It is rare to come across a luxurious estate brimming with historical significance whilst maintaining its architectural integrity like this manor on Elizabeth Bay, in Sydney. This palatial realty, Tresco is 3300 square metres, which is 14 times the size of an average stand alone house.
The original design was imagined in 1867 by leading architect and first mayor of Manly, Thomas Rowe. The manor comprised of two stories and 13 rooms, and consisted of sandstone with a slate roof. The manor also featured a coach house, stable and garden.
Highly acclaimed Sydney architect, George Wesgarth was responsible for the major alterations to the residence in 1883, including an extensive east wing and a second floor to the kitchen wing. He also enhanced the garden landscape by the addition of a summerhouse, fernery, a boat house and a boat pond. According to the NSW Government Office of Environment and Heritage, the estate is a “rare example of the fine residences that once characterised Macleay Point.”
In 1913, Tresco became the official residence of the Royal Australian Naval support commander and as a representational house for entertaining for almost a century. Between 1991-1997, Tresco was conserved and restored considerably by conservation architects Otto Cserhalmi and Partners. Tresco became privately owned in 2004, where it was sold for $11 million by Janette and David Waterhouse.
Tresco was the prime location for a myriad of opulent gatherings that would feature in the newspapers, gushing over details of flower arrangements or recounts of the high-profile guests. The estate’s most notorious visitor was Prince Philip, who was the guest of honour at the Royal Australian Navy’s 75th birthday celebration in 1986. A report in the Daily Telegraph disclosed a period where the residence was “practically given over to the small people” for a children’s party in 1923.
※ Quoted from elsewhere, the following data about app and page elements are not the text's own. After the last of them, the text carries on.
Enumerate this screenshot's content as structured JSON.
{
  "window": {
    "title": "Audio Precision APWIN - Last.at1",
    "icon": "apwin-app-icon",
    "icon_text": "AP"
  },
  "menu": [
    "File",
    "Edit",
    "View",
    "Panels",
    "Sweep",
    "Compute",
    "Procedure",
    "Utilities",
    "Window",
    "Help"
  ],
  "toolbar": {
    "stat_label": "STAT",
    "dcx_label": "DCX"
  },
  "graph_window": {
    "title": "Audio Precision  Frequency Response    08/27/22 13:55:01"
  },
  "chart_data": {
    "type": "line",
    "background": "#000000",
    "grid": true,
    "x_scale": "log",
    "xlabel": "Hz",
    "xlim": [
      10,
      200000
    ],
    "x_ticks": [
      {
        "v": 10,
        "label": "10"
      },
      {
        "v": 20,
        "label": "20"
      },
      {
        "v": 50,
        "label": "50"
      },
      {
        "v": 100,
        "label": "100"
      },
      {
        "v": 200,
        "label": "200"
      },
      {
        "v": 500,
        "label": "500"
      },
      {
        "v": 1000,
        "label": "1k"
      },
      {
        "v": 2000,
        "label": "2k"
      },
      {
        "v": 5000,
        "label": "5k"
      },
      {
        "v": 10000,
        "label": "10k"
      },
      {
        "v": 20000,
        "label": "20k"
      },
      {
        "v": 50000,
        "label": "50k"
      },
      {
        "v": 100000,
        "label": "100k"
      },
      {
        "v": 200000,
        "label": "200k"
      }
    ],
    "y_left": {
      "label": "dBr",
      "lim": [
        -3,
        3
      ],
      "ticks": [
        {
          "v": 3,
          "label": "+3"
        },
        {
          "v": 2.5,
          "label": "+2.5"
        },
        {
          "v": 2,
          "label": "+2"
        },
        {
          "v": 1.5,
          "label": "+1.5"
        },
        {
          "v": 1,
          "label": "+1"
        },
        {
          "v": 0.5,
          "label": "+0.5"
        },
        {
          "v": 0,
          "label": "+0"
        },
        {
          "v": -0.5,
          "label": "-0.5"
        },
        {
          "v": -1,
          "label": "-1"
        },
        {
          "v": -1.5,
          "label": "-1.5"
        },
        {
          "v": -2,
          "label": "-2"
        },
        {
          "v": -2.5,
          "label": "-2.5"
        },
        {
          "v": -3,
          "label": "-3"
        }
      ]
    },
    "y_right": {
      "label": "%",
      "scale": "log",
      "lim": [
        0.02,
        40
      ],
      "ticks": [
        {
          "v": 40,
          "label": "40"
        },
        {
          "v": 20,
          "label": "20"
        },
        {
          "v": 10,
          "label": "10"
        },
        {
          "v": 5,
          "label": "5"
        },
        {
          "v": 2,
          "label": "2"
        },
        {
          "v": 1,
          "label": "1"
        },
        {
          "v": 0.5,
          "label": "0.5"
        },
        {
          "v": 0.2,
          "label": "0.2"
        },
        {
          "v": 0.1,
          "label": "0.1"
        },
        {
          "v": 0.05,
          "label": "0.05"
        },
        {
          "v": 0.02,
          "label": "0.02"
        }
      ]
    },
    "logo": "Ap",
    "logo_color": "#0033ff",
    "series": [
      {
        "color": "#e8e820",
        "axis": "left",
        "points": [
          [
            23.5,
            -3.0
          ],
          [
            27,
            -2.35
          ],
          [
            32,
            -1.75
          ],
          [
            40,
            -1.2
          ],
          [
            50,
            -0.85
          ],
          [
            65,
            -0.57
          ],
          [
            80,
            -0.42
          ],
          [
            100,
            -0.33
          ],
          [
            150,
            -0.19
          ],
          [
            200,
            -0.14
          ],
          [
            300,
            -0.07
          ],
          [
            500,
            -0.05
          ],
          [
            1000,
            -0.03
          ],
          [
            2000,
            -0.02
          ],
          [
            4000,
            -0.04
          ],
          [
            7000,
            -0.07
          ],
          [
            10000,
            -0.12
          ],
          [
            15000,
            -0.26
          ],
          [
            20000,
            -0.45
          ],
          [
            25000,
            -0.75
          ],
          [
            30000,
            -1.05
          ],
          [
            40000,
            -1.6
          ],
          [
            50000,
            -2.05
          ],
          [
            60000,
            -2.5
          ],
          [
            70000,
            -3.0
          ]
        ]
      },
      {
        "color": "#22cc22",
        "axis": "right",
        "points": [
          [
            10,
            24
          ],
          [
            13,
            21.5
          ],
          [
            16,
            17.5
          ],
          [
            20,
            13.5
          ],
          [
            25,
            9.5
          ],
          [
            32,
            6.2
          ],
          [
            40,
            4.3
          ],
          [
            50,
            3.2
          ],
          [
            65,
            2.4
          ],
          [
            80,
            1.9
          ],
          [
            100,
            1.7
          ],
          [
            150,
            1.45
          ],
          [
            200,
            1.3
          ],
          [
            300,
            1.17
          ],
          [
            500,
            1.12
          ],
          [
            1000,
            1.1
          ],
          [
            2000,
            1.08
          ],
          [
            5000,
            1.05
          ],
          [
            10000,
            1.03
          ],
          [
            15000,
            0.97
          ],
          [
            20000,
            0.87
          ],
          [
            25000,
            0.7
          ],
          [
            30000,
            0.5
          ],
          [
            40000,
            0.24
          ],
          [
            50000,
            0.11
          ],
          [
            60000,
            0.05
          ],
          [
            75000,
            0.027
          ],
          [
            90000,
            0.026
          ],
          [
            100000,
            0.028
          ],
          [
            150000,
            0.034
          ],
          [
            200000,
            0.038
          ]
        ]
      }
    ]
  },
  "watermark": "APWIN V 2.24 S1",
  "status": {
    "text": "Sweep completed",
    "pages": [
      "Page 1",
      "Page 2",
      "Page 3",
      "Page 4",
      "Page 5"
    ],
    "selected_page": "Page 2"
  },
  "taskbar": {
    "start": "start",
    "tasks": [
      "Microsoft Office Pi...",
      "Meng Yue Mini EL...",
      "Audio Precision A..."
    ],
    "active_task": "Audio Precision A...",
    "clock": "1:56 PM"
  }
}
“Potato races, slipper races, musical chairs (with prizes) for all, followed by tea served in the billiards room filled the hours very happily for the little ones,” the report detailed.
Prior to the manor being placed on the market in late 2017 it has undergone extensive alterations, including transcending the interiors into the modern era, converting the stables into a home office and climate controlled wine cellar, as well as the addition of a single bedroom apartment above the garage. Despite the substantial updates, the manor continues to emulate the early Victorian Italianate architecture with its traditional sandstone exterior and slate roof.
With an approximate floor area of 454 square metres, the two-storey residence consists of eight bedrooms, a private master wing, regal entertaining rooms and two studies or a dressing room. Tresco also possesses a self-contained two-bedroom caretaker’s flat, high ceilings, a conservatory-style sunroom, a library, and two chef’s kitchens.
The expansive land Tresco occupies, incorporates waterfront facilities including a private sea pool, a heated infinity pool, three deepwater moorings, a jetty and a boat house. The panoramic view of the uninterrupted Northern Sydney harbour, Clark Island and the Manly skyline can be enjoyed in the classically constructed gazebo or under a towering heritage-listed Moreton Bay fig tree. The exceptional landscape also encompasses two courtyards to the rear of the house that are separated by a high brick wall. Elements of Victorian fashion was utilised to construct the summer house, fernery and flowerbeds.
The manor itself is permeated with traditional Victorian-Italianate features that have been preserved as a testament to its extensive history. This includes bay windows, cast-iron balcony balustrades, a turned timber staircase, and original marble fireplaces.
Tresco is expected to be $20 million more than the penthouse in Melbourne’s St Moritz development at an exorbitant price of $50 million. However, co-agents Brad Pillinger, of Pillinger, and Ken Jacobs, of Christie’s International, are remaining discreet about their price guide.
Brimming with 150 years of history, Tresco estate is an exceptionally rare piece of luxury.
By Sian McCaffery